On Podcasting

I had planned on writing this post later next week, but given the guffawing over this New York Times article, which asks a very fair question about the state of podcasting, I figured screw it.

The article — which you should read right now — starts with two twenty-something millennials in New York who start a podcast with a typical kind-of-original-but-kind-of-not idea. Their objective, of course, is to promote their “brand.” They want money and fame — and they want it fast. After six episodes they’re not exactly drowning in Benjamins, so they decide to call it quits.

Wow. A whole six episodes and still no six figure book deal. What is the world coming to? Madness.

I’ve seen some takes from the Twitteratti that these two lapsed podcasters are an unfair representation of the industry. I couldn’t disagree more. When I worked in campus radio, I was responsible for green lighting all talk shows and podcasts. I’d say well over half of the volunteers who wanted to start new podcasts were exactly like the two young women in the story. They made it clear to me quite explicitly that they had little to no interest in audio journalism, production, or even the subject of the podcast. Their goal was campus-wide, and eventually world-wide, fame. Podcasting just happened to be the quickest, cheapest, and easiest way to get there.

Needless to say, about 90 per cent of these podcasts didn’t make it past four episodes. That’s something I really don’t blame myself for.

“I didn’t realize how hard and time-consuming this is!” I’ve heard it countless times.

Podcasting is neither fast nor easy, and it’s certainly not a fast and easy route to fame and riches. When I started my first truly independent podcast, Micro, I was asked pretty frequently how long it would be before it made me famous, or when I was going to start making serious doe. I could only laugh. Here I was, excited to finally have a hobby outside of work, and if anything it seemed to come with more career pressure than my actual career. I can’t imagine that fishing is the same. Don’t get me wrong, I do want to make a monetized podcast at some point. It’s just not going to be one in which almost every episode has just seconds of breathing room on it’s self-imposed five minute time limit.

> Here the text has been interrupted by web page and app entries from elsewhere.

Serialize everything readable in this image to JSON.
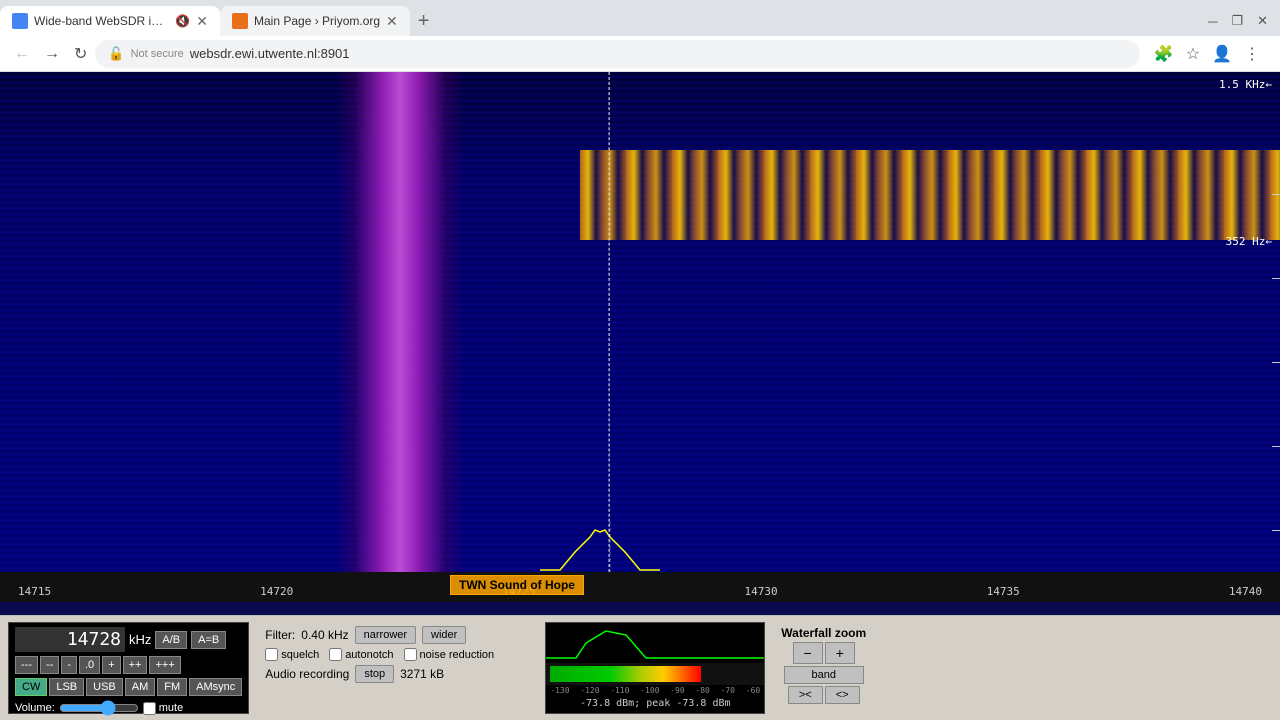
{
  "browser": {
    "tabs": [
      {
        "id": "tab1",
        "title": "Wide-band WebSDR in Ensc...",
        "favicon_color": "#4285f4",
        "active": true,
        "muted": true
      },
      {
        "id": "tab2",
        "title": "Main Page › Priyom.org",
        "favicon_color": "#e8701a",
        "active": false
      }
    ],
    "new_tab_label": "+",
    "address": "websdr.ewi.utwente.nl:8901",
    "security": "Not secure"
  },
  "sdr": {
    "scale_top_right": "1.5 KHz←",
    "scale_right": "352 Hz←",
    "station_label": "TWN Sound of Hope",
    "freq_labels": [
      "14715",
      "14720",
      "14725",
      "14730",
      "14735",
      "14740"
    ],
    "controls": {
      "frequency": "14728",
      "freq_unit": "kHz",
      "ab_label": "A/B",
      "atob_label": "A=B",
      "tune_buttons": [
        "---",
        "--",
        "-",
        ".0",
        "+",
        "++",
        "+++"
      ],
      "mode_buttons": [
        "CW",
        "LSB",
        "USB",
        "AM",
        "FM",
        "AMsync"
      ],
      "active_mode": "CW",
      "volume_label": "Volume:",
      "mute_label": "mute",
      "filter_label": "Filter:",
      "filter_value": "0.40",
      "filter_unit": "kHz",
      "narrower_label": "narrower",
      "wider_label": "wider",
      "squelch_label": "squelch",
      "autonotch_label": "autonotch",
      "noise_reduction_label": "noise reduction",
      "audio_recording_label": "Audio recording",
      "stop_label": "stop",
      "recording_size": "3271 kB",
      "dbm_value": "-73.8 dBm; peak -73.8 dBm",
      "meter_labels": [
        "-130",
        "-120",
        "-110",
        "-100",
        "-90",
        "-80",
        "-70",
        "-60"
      ],
      "waterfall_zoom_title": "Waterfall zoom",
      "zoom_minus": "−",
      "zoom_plus": "+",
      "zoom_band": "band",
      "zoom_left": "><",
      "zoom_right": "<>"
    }
  }
}
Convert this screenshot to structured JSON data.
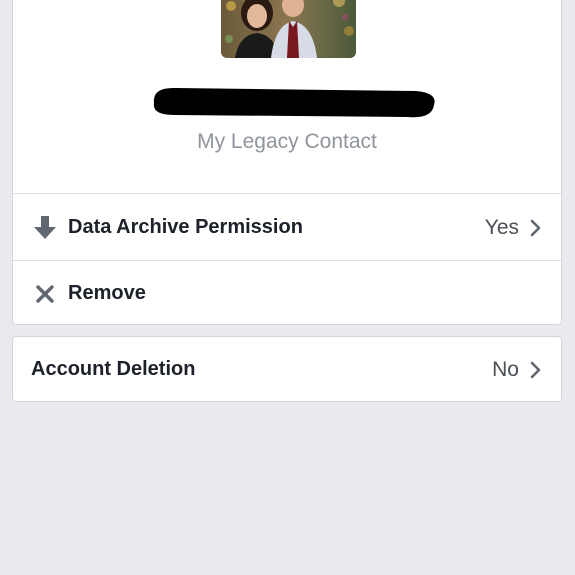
{
  "legacy_contact": {
    "subtitle": "My Legacy Contact"
  },
  "options": {
    "data_archive": {
      "label": "Data Archive Permission",
      "value": "Yes",
      "icon": "download-arrow-icon"
    },
    "remove": {
      "label": "Remove",
      "icon": "close-x-icon"
    }
  },
  "account_deletion": {
    "label": "Account Deletion",
    "value": "No"
  },
  "colors": {
    "background": "#e9eaed",
    "card": "#ffffff",
    "label": "#1d2129",
    "secondary": "#90949c",
    "icon": "#606770"
  }
}
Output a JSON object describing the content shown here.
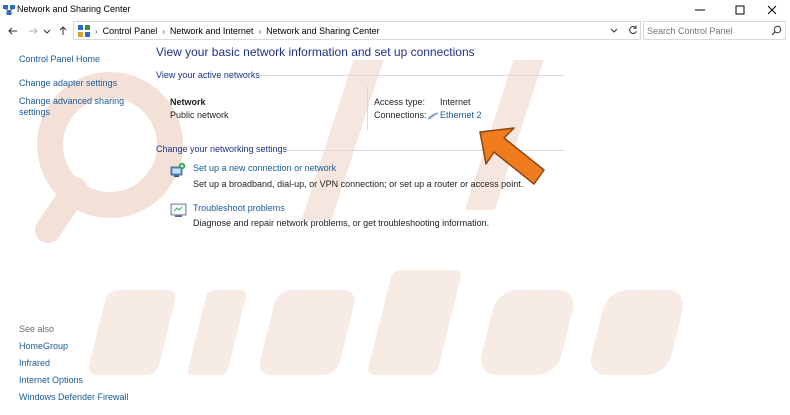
{
  "window": {
    "title": "Network and Sharing Center",
    "controls": {
      "minimize": "minimize-icon",
      "maximize": "maximize-icon",
      "close": "close-icon"
    }
  },
  "nav": {
    "back": "arrow-left-icon",
    "forward": "arrow-right-icon",
    "recent": "chevron-down-icon",
    "up": "arrow-up-icon"
  },
  "address": {
    "crumbs": [
      "Control Panel",
      "Network and Internet",
      "Network and Sharing Center"
    ]
  },
  "search": {
    "placeholder": "Search Control Panel"
  },
  "left_pane": {
    "home": "Control Panel Home",
    "links": [
      "Change adapter settings",
      "Change advanced sharing settings"
    ],
    "advanced_sharing_line1": "Change advanced sharing",
    "advanced_sharing_line2": "settings",
    "see_also_label": "See also",
    "see_also": [
      "HomeGroup",
      "Infrared",
      "Internet Options",
      "Windows Defender Firewall"
    ]
  },
  "main": {
    "heading": "View your basic network information and set up connections",
    "active_networks_label": "View your active networks",
    "network": {
      "name": "Network",
      "category": "Public network"
    },
    "access_type_label": "Access type:",
    "access_type_value": "Internet",
    "connections_label": "Connections:",
    "connection_value": "Ethernet 2",
    "change_settings_label": "Change your networking settings",
    "tasks": [
      {
        "title": "Set up a new connection or network",
        "desc": "Set up a broadband, dial-up, or VPN connection; or set up a router or access point.",
        "icon": "network-setup-icon"
      },
      {
        "title": "Troubleshoot problems",
        "desc": "Diagnose and repair network problems, or get troubleshooting information.",
        "icon": "troubleshoot-icon"
      }
    ]
  },
  "colors": {
    "link": "#1a5a99",
    "heading": "#1e3287",
    "arrow": "#f07c1e",
    "watermark": "#f3e3dc"
  }
}
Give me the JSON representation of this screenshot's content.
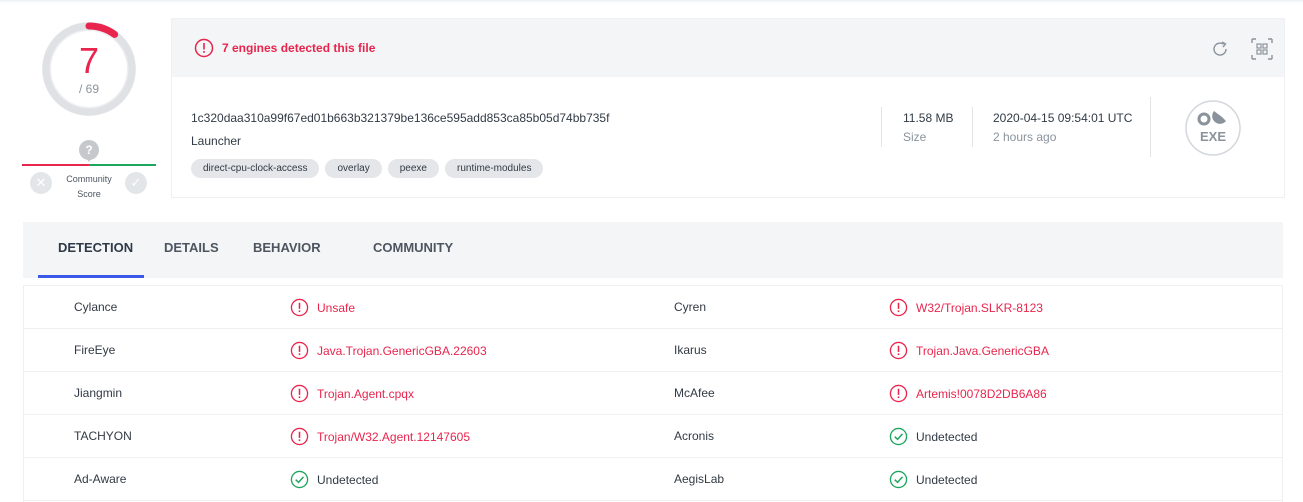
{
  "score": {
    "detected": "7",
    "total": "/ 69",
    "detected_fraction": 0.1014,
    "colors": {
      "detected": "#e8254d",
      "ring": "#dfe1e4"
    }
  },
  "community": {
    "label_line1": "Community",
    "label_line2": "Score",
    "question_mark": "?",
    "vote_down_glyph": "✕",
    "vote_up_glyph": "✓",
    "colors": {
      "negative": "#e8254d",
      "positive": "#1ba55d"
    }
  },
  "alert": {
    "text": "7 engines detected this file",
    "icons": {
      "alert": "alert-circle-icon",
      "reanalyze": "reanalyze-icon",
      "similar": "similar-files-icon"
    }
  },
  "file": {
    "hash": "1c320daa310a99f67ed01b663b321379be136ce595add853ca85b05d74bb735f",
    "name": "Launcher",
    "tags": [
      "direct-cpu-clock-access",
      "overlay",
      "peexe",
      "runtime-modules"
    ],
    "size_value": "11.58 MB",
    "size_label": "Size",
    "date_value": "2020-04-15 09:54:01 UTC",
    "date_label": "2 hours ago",
    "type_badge": "EXE"
  },
  "tabs": [
    {
      "label": "DETECTION",
      "active": true
    },
    {
      "label": "DETAILS",
      "active": false
    },
    {
      "label": "BEHAVIOR",
      "active": false
    },
    {
      "label": "COMMUNITY",
      "active": false
    }
  ],
  "detections": [
    {
      "left": {
        "engine": "Cylance",
        "result": "Unsafe",
        "status": "malicious"
      },
      "right": {
        "engine": "Cyren",
        "result": "W32/Trojan.SLKR-8123",
        "status": "malicious"
      }
    },
    {
      "left": {
        "engine": "FireEye",
        "result": "Java.Trojan.GenericGBA.22603",
        "status": "malicious"
      },
      "right": {
        "engine": "Ikarus",
        "result": "Trojan.Java.GenericGBA",
        "status": "malicious"
      }
    },
    {
      "left": {
        "engine": "Jiangmin",
        "result": "Trojan.Agent.cpqx",
        "status": "malicious"
      },
      "right": {
        "engine": "McAfee",
        "result": "Artemis!0078D2DB6A86",
        "status": "malicious"
      }
    },
    {
      "left": {
        "engine": "TACHYON",
        "result": "Trojan/W32.Agent.12147605",
        "status": "malicious"
      },
      "right": {
        "engine": "Acronis",
        "result": "Undetected",
        "status": "undetected"
      }
    },
    {
      "left": {
        "engine": "Ad-Aware",
        "result": "Undetected",
        "status": "undetected"
      },
      "right": {
        "engine": "AegisLab",
        "result": "Undetected",
        "status": "undetected"
      }
    }
  ],
  "status_colors": {
    "malicious": "#e8254d",
    "undetected": "#1ba55d"
  }
}
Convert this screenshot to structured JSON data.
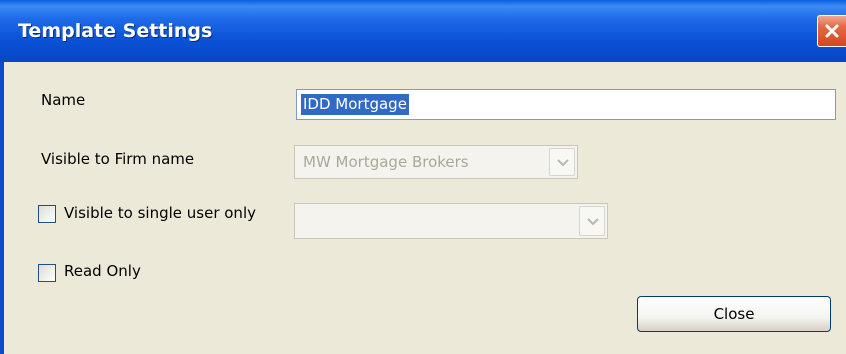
{
  "window": {
    "title": "Template Settings"
  },
  "form": {
    "name_label": "Name",
    "name_value": "IDD Mortgage",
    "firm_label": "Visible to Firm name",
    "firm_value": "MW Mortgage Brokers",
    "single_user_label": "Visible to single user only",
    "single_user_checked": false,
    "single_user_value": "",
    "read_only_label": "Read Only",
    "read_only_checked": false
  },
  "buttons": {
    "close_label": "Close"
  },
  "colors": {
    "title_bar": "#0a52d6",
    "close_button": "#e26b45",
    "dialog_bg": "#ece9d8",
    "selection": "#316ac5"
  }
}
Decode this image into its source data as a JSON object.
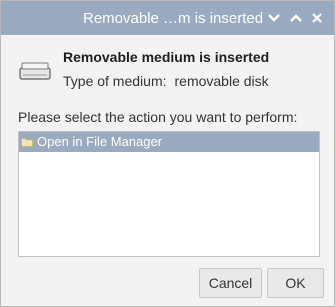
{
  "window": {
    "title": "Removable …m is inserted",
    "buttons": {
      "minimize": "chevron-down-icon",
      "maximize": "chevron-up-icon",
      "close": "close-icon"
    }
  },
  "dialog": {
    "heading": "Removable medium is inserted",
    "medium_label": "Type of medium:",
    "medium_value": "removable disk",
    "prompt": "Please select the action you want to perform:"
  },
  "actions": [
    {
      "label": "Open in File Manager",
      "icon": "folder-icon",
      "selected": true
    }
  ],
  "buttons": {
    "cancel": "Cancel",
    "ok": "OK"
  },
  "colors": {
    "accent": "#9aaac0",
    "background": "#f3f3f3"
  }
}
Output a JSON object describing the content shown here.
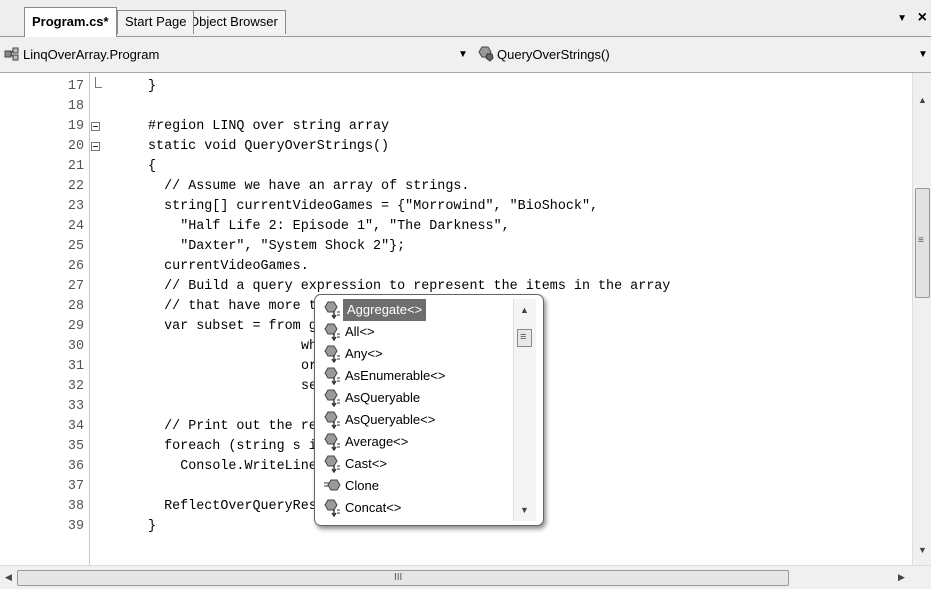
{
  "tabs": [
    {
      "label": "Program.cs*",
      "active": true
    },
    {
      "label": "Start Page",
      "active": false
    },
    {
      "label": "Object Browser",
      "active": false
    }
  ],
  "tab_controls": {
    "menu_glyph": "▼",
    "close_glyph": "×"
  },
  "navbar": {
    "type_combo": "LinqOverArray.Program",
    "member_combo": "QueryOverStrings()"
  },
  "code_lines": [
    {
      "num": "17",
      "text": "}",
      "indent": 0,
      "fold": "end"
    },
    {
      "num": "18",
      "text": "",
      "indent": 0,
      "fold": ""
    },
    {
      "num": "19",
      "text": "#region LINQ over string array",
      "indent": 0,
      "fold": "box"
    },
    {
      "num": "20",
      "text": "static void QueryOverStrings()",
      "indent": 0,
      "fold": "box"
    },
    {
      "num": "21",
      "text": "{",
      "indent": 0,
      "fold": ""
    },
    {
      "num": "22",
      "text": "// Assume we have an array of strings.",
      "indent": 2,
      "fold": ""
    },
    {
      "num": "23",
      "text": "string[] currentVideoGames = {\"Morrowind\", \"BioShock\",",
      "indent": 2,
      "fold": ""
    },
    {
      "num": "24",
      "text": "\"Half Life 2: Episode 1\", \"The Darkness\",",
      "indent": 4,
      "fold": ""
    },
    {
      "num": "25",
      "text": "\"Daxter\", \"System Shock 2\"};",
      "indent": 4,
      "fold": ""
    },
    {
      "num": "26",
      "text": "currentVideoGames.",
      "indent": 2,
      "fold": ""
    },
    {
      "num": "27",
      "text": "// Build a query expression to represent the items in the array",
      "indent": 2,
      "fold": ""
    },
    {
      "num": "28",
      "text": "// that have more than 6 letters.",
      "indent": 2,
      "fold": ""
    },
    {
      "num": "29",
      "text": "var subset = from g in currentVideoGames",
      "indent": 2,
      "fold": ""
    },
    {
      "num": "30",
      "text": "where g.Length > 6",
      "indent": 19,
      "fold": ""
    },
    {
      "num": "31",
      "text": "orderby g",
      "indent": 19,
      "fold": ""
    },
    {
      "num": "32",
      "text": "select g;",
      "indent": 19,
      "fold": ""
    },
    {
      "num": "33",
      "text": "",
      "indent": 0,
      "fold": ""
    },
    {
      "num": "34",
      "text": "// Print out the results.",
      "indent": 2,
      "fold": ""
    },
    {
      "num": "35",
      "text": "foreach (string s in subset)",
      "indent": 2,
      "fold": ""
    },
    {
      "num": "36",
      "text": "Console.WriteLine(\"Item: {0}\", s);",
      "indent": 4,
      "fold": ""
    },
    {
      "num": "37",
      "text": "",
      "indent": 0,
      "fold": ""
    },
    {
      "num": "38",
      "text": "ReflectOverQueryResults(subset);",
      "indent": 2,
      "fold": ""
    },
    {
      "num": "39",
      "text": "}",
      "indent": 0,
      "fold": ""
    }
  ],
  "intellisense": {
    "items": [
      {
        "label": "Aggregate<>",
        "icon": "extension-method-icon",
        "selected": true
      },
      {
        "label": "All<>",
        "icon": "extension-method-icon",
        "selected": false
      },
      {
        "label": "Any<>",
        "icon": "extension-method-icon",
        "selected": false
      },
      {
        "label": "AsEnumerable<>",
        "icon": "extension-method-icon",
        "selected": false
      },
      {
        "label": "AsQueryable",
        "icon": "extension-method-icon",
        "selected": false
      },
      {
        "label": "AsQueryable<>",
        "icon": "extension-method-icon",
        "selected": false
      },
      {
        "label": "Average<>",
        "icon": "extension-method-icon",
        "selected": false
      },
      {
        "label": "Cast<>",
        "icon": "extension-method-icon",
        "selected": false
      },
      {
        "label": "Clone",
        "icon": "method-icon",
        "selected": false
      },
      {
        "label": "Concat<>",
        "icon": "extension-method-icon",
        "selected": false
      }
    ]
  },
  "scrollbar": {
    "grip_glyph": "≡",
    "hgrip_glyph": "III"
  }
}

Podcasting is cheap. I’d say that’s the number one reason there are so many of them. You can buy decent equipment and software at a very affordable price. I’m aware that a lot of new podcasts still sound like shit in spite of this, but I’d say that’s more because of a lack familiarity with audio production than anything else.

Here’s a breakdown of my costs:

Microphone: $550

Mic stand: $15

Audio interface: $200

Audio mixing software: $200

So roughly $1000, which includes a top-of-the-line microphone that’s more of a luxury. That sounds like a lot, but for a life-long hobby it’s nothing. Recording equipment is incredibly durable so it’s basically all overhead.

Podcasting is a bubble, but it’s a bubble that’s never going to burst. Why? Because no matter how many there are, people just don’t have a whole lot tied up in them financially. It’s not like having a mortgage. I’m 99.9 per cent sure my podcast won’t bankrupt me.


There’s a bit of a price difference.

Still, I’m just as frustrated as a lot of the commentators in the Times article. Almost every day I feel like a new public figure launches a podcast, but that’s not my issue. My main issue is that they’re all podcasts of the exact same type. They’re all one-on-one interview podcasts. I understand why people are so tempted to do this.  Interviewing interesting people about their interesting expertise is really fun. It’s also the easiest type of podcast to produce, since it involves little to no production effort. You send an email, agree on a time, and hit record. That’s it.

I didn’t want to completely exclude this from my own podcast, which is why some episodes are straight — albeit very short — interviews. But at the same time as a listener I’m starting to run out of options with respect to those complex, well-produced storytelling podcasts like Radiolab and Rough Translation.  All this is to say that there’s too much of one type and not nearly enough of the other.


This is four (4) minutes of a Radiolab episode.

Anyway, I haven’t released an episode of my own podcast for about two months. Trust me, if I were gunning for fame and fortune I wouldn’t be this lazy. But I’m working on a new episode so check your feeds soon!

About Richard Raycraft

Journalist and audio nerd. Thrill seeker.